Money issues, especially financing of improvements to public school facilities, will be the major focus of legislators during the 85th General Assembly.
Lawmakers will work on numerous important budget matters, such as paying for the increased cost of providing health care services and operating state prisons. The Legislature will be asked to increase funding of state-supported colleges and universities, and to initiate a new highway program.
Law enforcement issues before the Legislature include proposals to tighten regulations governing the sale of certain over-the-counter cold medications, which drug manufacturers use to make illegal drugs like methamphetamine. Also, some legislators want to explore the possibility of changing sentencing laws for non-violent drug offenders.
State prisons are overcrowded, partly because of an influx of drug offenders who received mandatory minimum sentences. Due to overcrowding, the state Correction Department is asking the Legislature for budget increases of $35.4 million next year. Its current general revenue budget is $209.3 million. There are more than 13,000 inmates in state custody. Correction Department officials want to increase salaries to lower the turnover rate among security guards, which is almost 36 percent.
The state will spend about $533 million this year on Medicaid, a government health care program for the elderly, the poor and people with disabilities. Medicaid provides health care services to more than 700,000 Arkansas residents.
The state Human Services Department, which administers Medicaid, is asking for a budget increase of $15 million next year and $128 million the following year.
Officials of colleges and universities have asked for significant budget increases. Without strong financial support from the Legislature, they say, tuition will have to increase and therefore higher education will become less affordable to many low-income and middle-income families.
Now, the state provides about $568.6 million to institutions of higher education. Colleges and universities are requesting budget increases $55.9 million next year and $49.1 million the following year.
The Legislature convenes in regular session every other year, which means that legislators adopt two-year budgets for state agencies, schools and colleges.
Paying for repairs and renovations to public school facilities will be the dominant issue of the session because of the tremendous costs. The state is under a Supreme Court order to make school facilities substantially equal.
A task force estimates that it will cost $86 million for immediate repairs to schools in poor shape to keep them safe and dry. Another $1.67 billion is needed to prevent critical problems in roofing, heating, air conditioning, electrical and plumbing systems.

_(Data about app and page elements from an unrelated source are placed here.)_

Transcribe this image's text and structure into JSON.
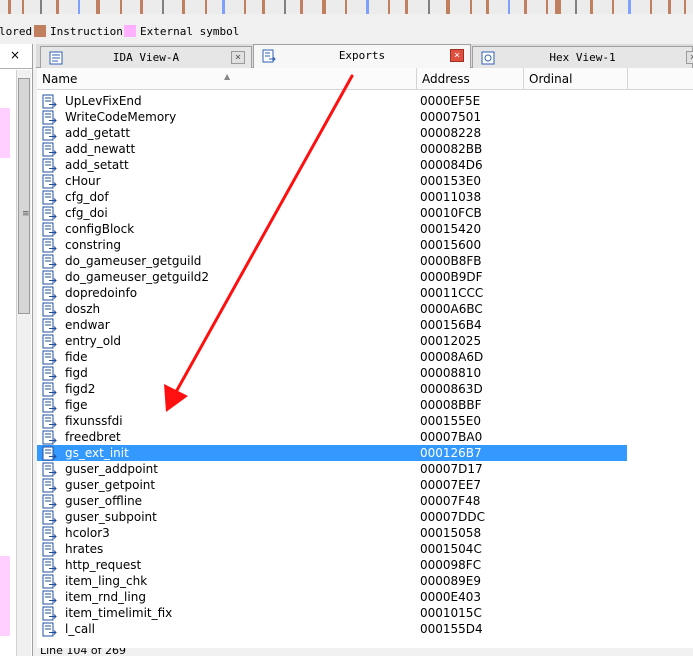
{
  "legend": {
    "items": [
      {
        "label": "lored",
        "color": null
      },
      {
        "label": "Instruction",
        "color": "#c08060"
      },
      {
        "label": "External symbol",
        "color": "#ffb0ff"
      }
    ]
  },
  "left_panel": {
    "close_glyph": "×",
    "grip_glyph": "≡"
  },
  "tabs": [
    {
      "label": "IDA View-A",
      "icon": "ida-view-icon",
      "active": false,
      "close_glyph": "×"
    },
    {
      "label": "Exports",
      "icon": "exports-icon",
      "active": true,
      "close_glyph": "×"
    },
    {
      "label": "Hex View-1",
      "icon": "hex-view-icon",
      "active": false,
      "close_glyph": "×"
    }
  ],
  "exports": {
    "columns": [
      "Name",
      "Address",
      "Ordinal"
    ],
    "selected_index": 22,
    "rows": [
      {
        "name": "UpLevFixEnd",
        "address": "0000EF5E"
      },
      {
        "name": "WriteCodeMemory",
        "address": "00007501"
      },
      {
        "name": "add_getatt",
        "address": "00008228"
      },
      {
        "name": "add_newatt",
        "address": "000082BB"
      },
      {
        "name": "add_setatt",
        "address": "000084D6"
      },
      {
        "name": "cHour",
        "address": "000153E0"
      },
      {
        "name": "cfg_dof",
        "address": "00011038"
      },
      {
        "name": "cfg_doi",
        "address": "00010FCB"
      },
      {
        "name": "configBlock",
        "address": "00015420"
      },
      {
        "name": "constring",
        "address": "00015600"
      },
      {
        "name": "do_gameuser_getguild",
        "address": "0000B8FB"
      },
      {
        "name": "do_gameuser_getguild2",
        "address": "0000B9DF"
      },
      {
        "name": "dopredoinfo",
        "address": "00011CCC"
      },
      {
        "name": "doszh",
        "address": "0000A6BC"
      },
      {
        "name": "endwar",
        "address": "000156B4"
      },
      {
        "name": "entry_old",
        "address": "00012025"
      },
      {
        "name": "fide",
        "address": "00008A6D"
      },
      {
        "name": "figd",
        "address": "00008810"
      },
      {
        "name": "figd2",
        "address": "0000863D"
      },
      {
        "name": "fige",
        "address": "00008BBF"
      },
      {
        "name": "fixunssfdi",
        "address": "000155E0"
      },
      {
        "name": "freedbret",
        "address": "00007BA0"
      },
      {
        "name": "gs_ext_init",
        "address": "000126B7"
      },
      {
        "name": "guser_addpoint",
        "address": "00007D17"
      },
      {
        "name": "guser_getpoint",
        "address": "00007EE7"
      },
      {
        "name": "guser_offline",
        "address": "00007F48"
      },
      {
        "name": "guser_subpoint",
        "address": "00007DDC"
      },
      {
        "name": "hcolor3",
        "address": "00015058"
      },
      {
        "name": "hrates",
        "address": "0001504C"
      },
      {
        "name": "http_request",
        "address": "000098FC"
      },
      {
        "name": "item_ling_chk",
        "address": "000089E9"
      },
      {
        "name": "item_rnd_ling",
        "address": "0000E403"
      },
      {
        "name": "item_timelimit_fix",
        "address": "0001015C"
      },
      {
        "name": "l_call",
        "address": "000155D4"
      }
    ]
  },
  "status": {
    "line": "Line 104 of 269"
  },
  "colors": {
    "selection": "#3399ff",
    "annotation_arrow": "#ff1010",
    "external_symbol": "#ffb0ff",
    "instruction": "#c08060"
  }
}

The task force recommended spending $111 million for repairs that do not require immediate attention but are still necessary to make sure buildings remain safe and dry. The facilities task force said it would cost more than $580 million to build adequate space for all students in Arkansas.
Some legislators and school administrators dispute the task force's figures on how much additional space has to be constructed.